- Problem requirements: Show all the lines in the data below that include the word "JSON".

- Information given:
= = = = =

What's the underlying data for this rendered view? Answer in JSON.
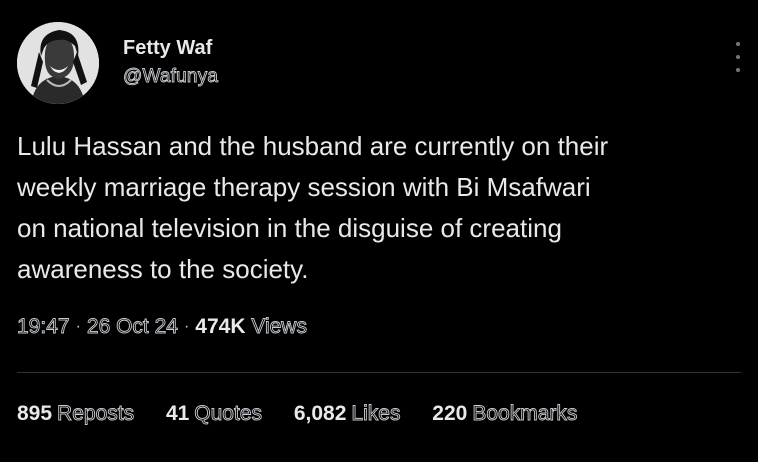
{
  "author": {
    "name": "Fetty Waf",
    "handle": "@Wafunya"
  },
  "tweet": {
    "text": "Lulu Hassan and the husband are currently on their\nweekly marriage therapy session with Bi Msafwari\non national television in the disguise of creating\nawareness to the society."
  },
  "meta": {
    "time": "19:47",
    "date": "26 Oct 24",
    "views_count": "474K",
    "views_label": "Views",
    "separator": "·"
  },
  "stats": [
    {
      "count": "895",
      "label": "Reposts"
    },
    {
      "count": "41",
      "label": "Quotes"
    },
    {
      "count": "6,082",
      "label": "Likes"
    },
    {
      "count": "220",
      "label": "Bookmarks"
    }
  ],
  "icons": {
    "more": "more-vertical-icon"
  },
  "colors": {
    "background": "#000000",
    "text": "#e7e9ea",
    "secondary": "#71767b",
    "divider": "#2f3336"
  }
}
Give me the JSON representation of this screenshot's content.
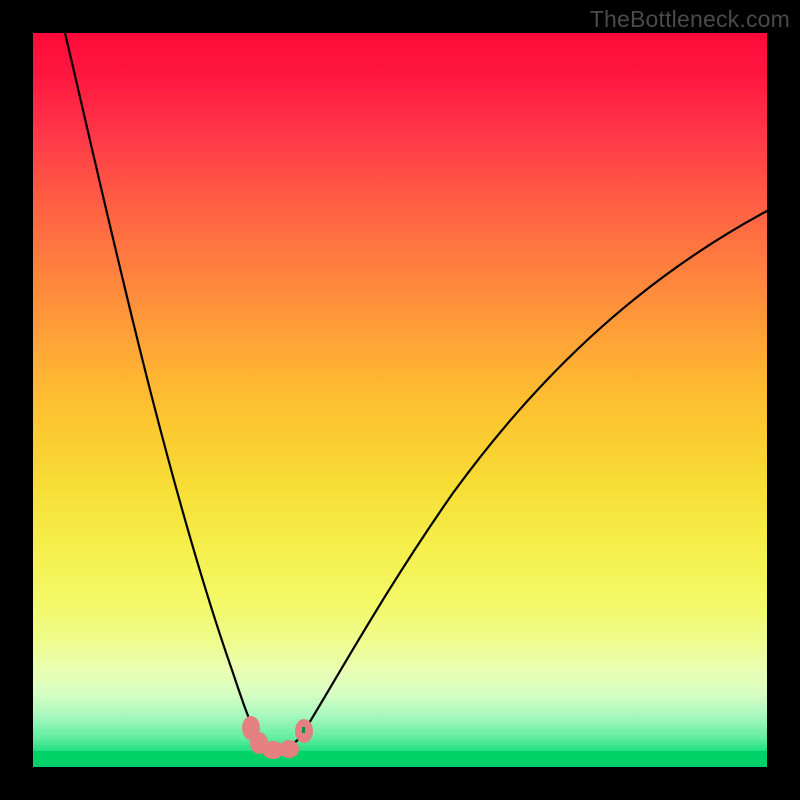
{
  "watermark": {
    "text": "TheBottleneck.com"
  },
  "chart_data": {
    "type": "line",
    "title": "",
    "xlabel": "",
    "ylabel": "",
    "xlim": [
      0,
      100
    ],
    "ylim": [
      0,
      100
    ],
    "grid": false,
    "series": [
      {
        "name": "left-branch",
        "x": [
          4,
          6,
          8,
          10,
          12,
          14,
          16,
          18,
          20,
          22,
          24,
          26,
          28,
          29,
          30
        ],
        "y": [
          100,
          92,
          84,
          76,
          68,
          60,
          52,
          44,
          36,
          28,
          20,
          12,
          6,
          3,
          2
        ]
      },
      {
        "name": "valley",
        "x": [
          30,
          31,
          32,
          33,
          34,
          35,
          36
        ],
        "y": [
          2,
          1.2,
          1,
          1,
          1,
          1.2,
          2
        ]
      },
      {
        "name": "right-branch",
        "x": [
          36,
          38,
          40,
          44,
          48,
          52,
          56,
          60,
          66,
          72,
          78,
          84,
          90,
          96,
          100
        ],
        "y": [
          2,
          4,
          7,
          13,
          19,
          25,
          31,
          36,
          44,
          51,
          57,
          63,
          68,
          73,
          76
        ]
      }
    ],
    "markers": [
      {
        "name": "highlight-a",
        "x": 29.5,
        "y": 4
      },
      {
        "name": "highlight-b",
        "x": 31.0,
        "y": 2
      },
      {
        "name": "highlight-c",
        "x": 33.5,
        "y": 1.5
      },
      {
        "name": "highlight-d",
        "x": 36.5,
        "y": 4
      }
    ],
    "background_gradient": {
      "top": "#ff0a3a",
      "mid": "#f7de36",
      "bottom": "#00d56a"
    }
  }
}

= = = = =

- Problem solution:
What's the underlying data for this rendered view? Answer in JSON.
Give me the JSON representation of this screenshot's content.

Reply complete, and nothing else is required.